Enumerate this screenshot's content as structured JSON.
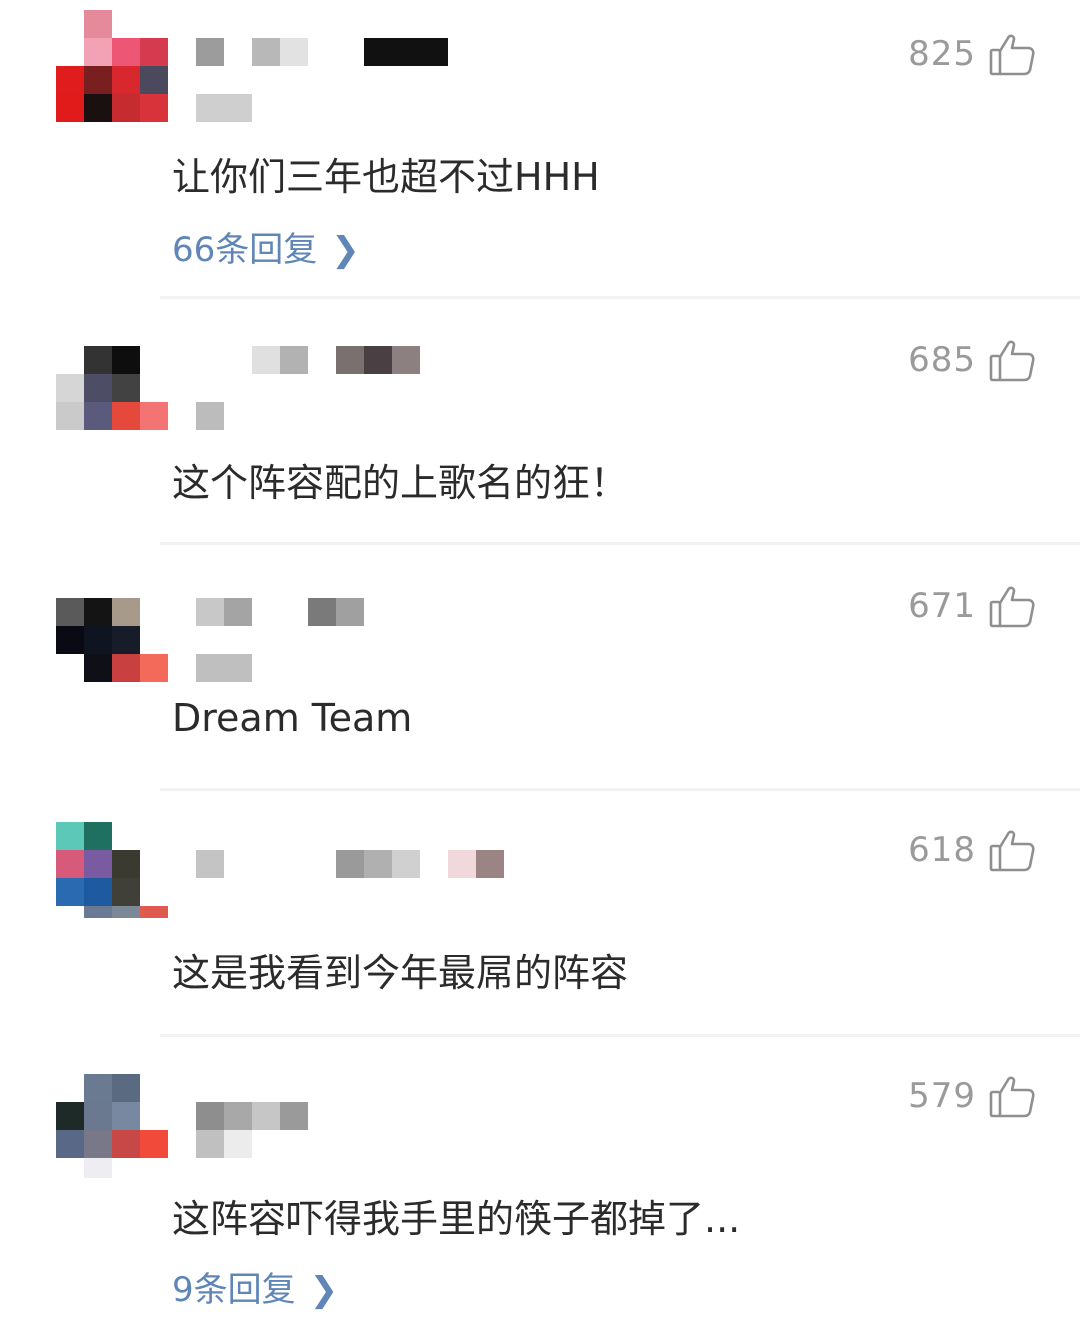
{
  "comments": [
    {
      "likes": "825",
      "text": "让你们三年也超不过HHH",
      "replies": "66条回复"
    },
    {
      "likes": "685",
      "text": "这个阵容配的上歌名的狂！",
      "replies": ""
    },
    {
      "likes": "671",
      "text": "Dream Team",
      "replies": ""
    },
    {
      "likes": "618",
      "text": "这是我看到今年最屌的阵容",
      "replies": ""
    },
    {
      "likes": "579",
      "text": "这阵容吓得我手里的筷子都掉了...",
      "replies": "9条回复"
    }
  ],
  "icons": {
    "like": "thumbs-up-icon",
    "reply_arrow": "chevron-right-icon"
  },
  "colors": {
    "reply_link": "#5f86b7",
    "like_count": "#9a9a9a",
    "comment_text": "#2b2b2b"
  }
}
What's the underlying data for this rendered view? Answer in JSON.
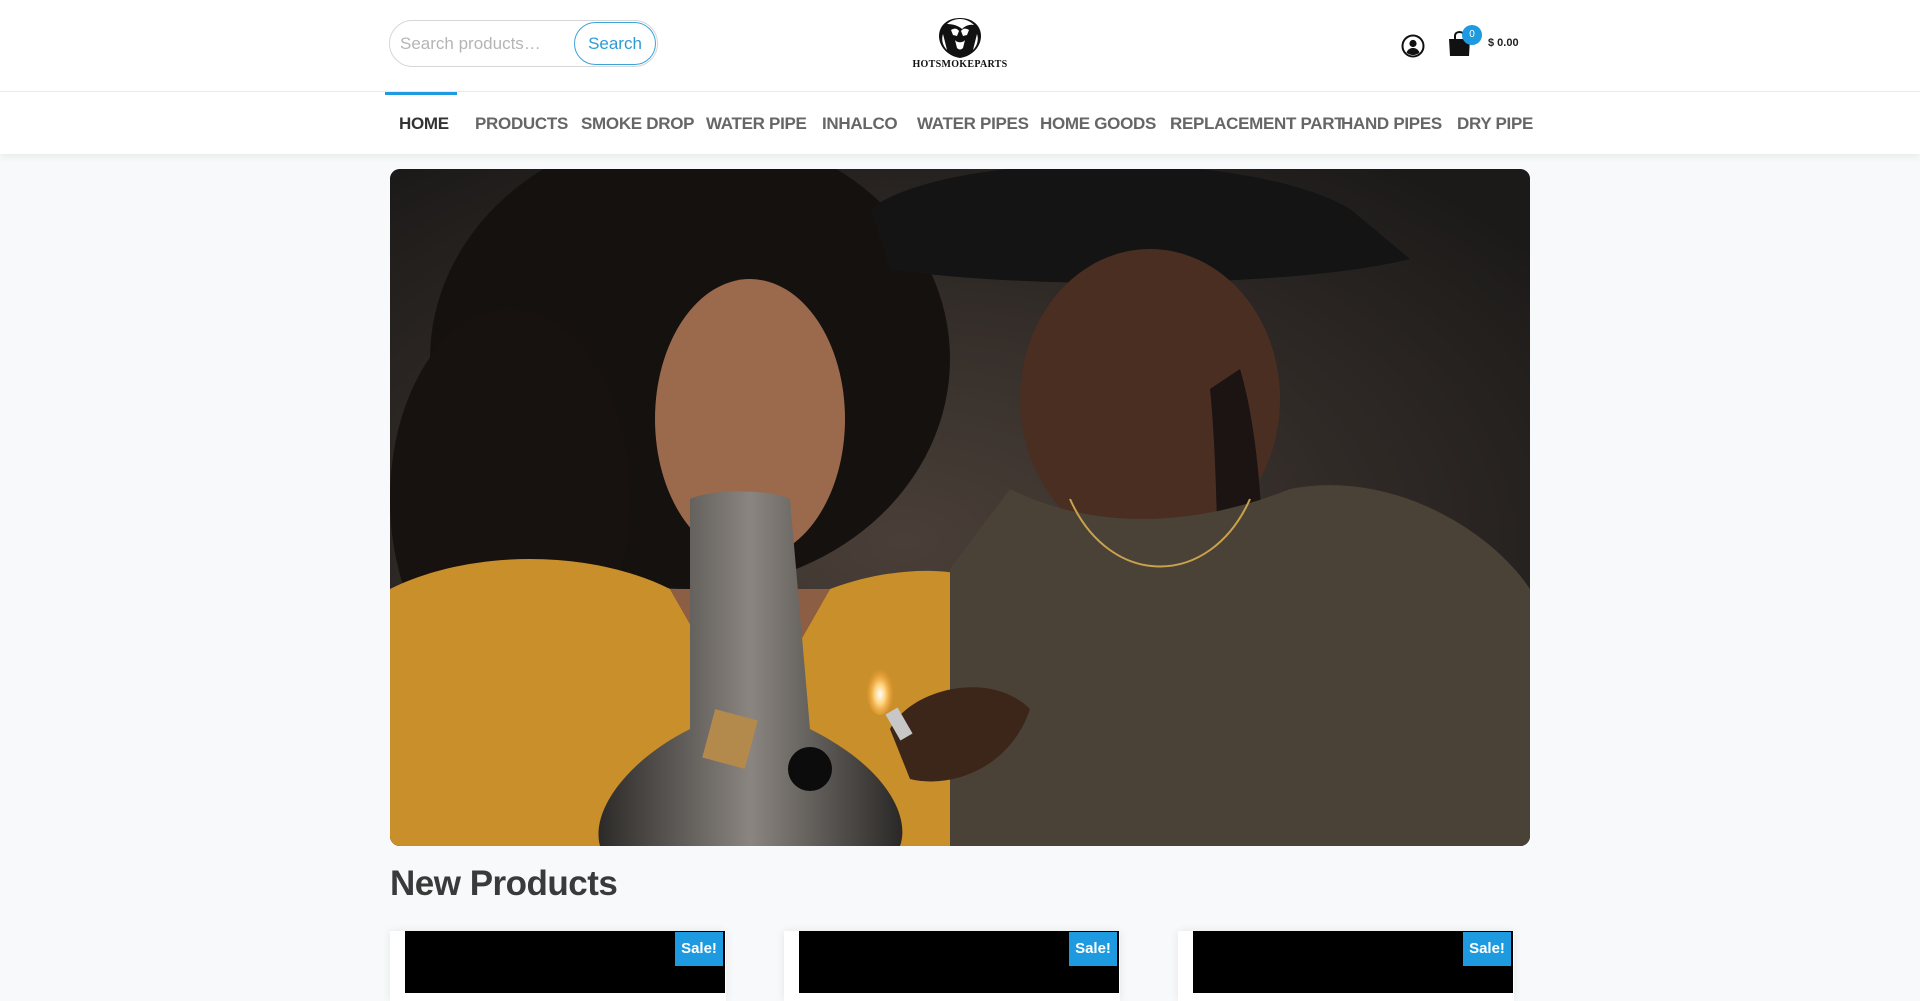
{
  "search": {
    "placeholder": "Search products…",
    "button_label": "Search"
  },
  "logo": {
    "text": "HOTSMOKEPARTS"
  },
  "cart": {
    "count": "0",
    "total": "$ 0.00"
  },
  "nav": {
    "items": [
      {
        "label": "HOME",
        "active": true
      },
      {
        "label": "PRODUCTS"
      },
      {
        "label": "SMOKE DROP"
      },
      {
        "label": "WATER PIPE"
      },
      {
        "label": "INHALCO"
      },
      {
        "label": "WATER PIPES"
      },
      {
        "label": "HOME GOODS"
      },
      {
        "label": "REPLACEMENT PART"
      },
      {
        "label": "HAND PIPES"
      },
      {
        "label": "DRY PIPE"
      }
    ]
  },
  "section": {
    "title": "New Products"
  },
  "products": [
    {
      "badge": "Sale!"
    },
    {
      "badge": "Sale!"
    },
    {
      "badge": "Sale!"
    }
  ],
  "colors": {
    "accent": "#1e9ae0",
    "text_dark": "#333333",
    "nav_text": "#666666"
  }
}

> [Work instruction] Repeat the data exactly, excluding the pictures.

> [Completed exercise]
Enumerate this screenshot's content as structured JSON.
{
  "comments": [
    {
      "likes": "825",
      "text": "让你们三年也超不过HHH",
      "replies": "66条回复"
    },
    {
      "likes": "685",
      "text": "这个阵容配的上歌名的狂！",
      "replies": ""
    },
    {
      "likes": "671",
      "text": "Dream Team",
      "replies": ""
    },
    {
      "likes": "618",
      "text": "这是我看到今年最屌的阵容",
      "replies": ""
    },
    {
      "likes": "579",
      "text": "这阵容吓得我手里的筷子都掉了...",
      "replies": "9条回复"
    }
  ],
  "icons": {
    "like": "thumbs-up-icon",
    "reply_arrow": "chevron-right-icon"
  },
  "colors": {
    "reply_link": "#5f86b7",
    "like_count": "#9a9a9a",
    "comment_text": "#2b2b2b"
  }
}
What's the underlying data for this rendered view? Answer in JSON.
{
  "search": {
    "placeholder": "Search products…",
    "button_label": "Search"
  },
  "logo": {
    "text": "HOTSMOKEPARTS"
  },
  "cart": {
    "count": "0",
    "total": "$ 0.00"
  },
  "nav": {
    "items": [
      {
        "label": "HOME",
        "active": true
      },
      {
        "label": "PRODUCTS"
      },
      {
        "label": "SMOKE DROP"
      },
      {
        "label": "WATER PIPE"
      },
      {
        "label": "INHALCO"
      },
      {
        "label": "WATER PIPES"
      },
      {
        "label": "HOME GOODS"
      },
      {
        "label": "REPLACEMENT PART"
      },
      {
        "label": "HAND PIPES"
      },
      {
        "label": "DRY PIPE"
      }
    ]
  },
  "section": {
    "title": "New Products"
  },
  "products": [
    {
      "badge": "Sale!"
    },
    {
      "badge": "Sale!"
    },
    {
      "badge": "Sale!"
    }
  ],
  "colors": {
    "accent": "#1e9ae0",
    "text_dark": "#333333",
    "nav_text": "#666666"
  }
}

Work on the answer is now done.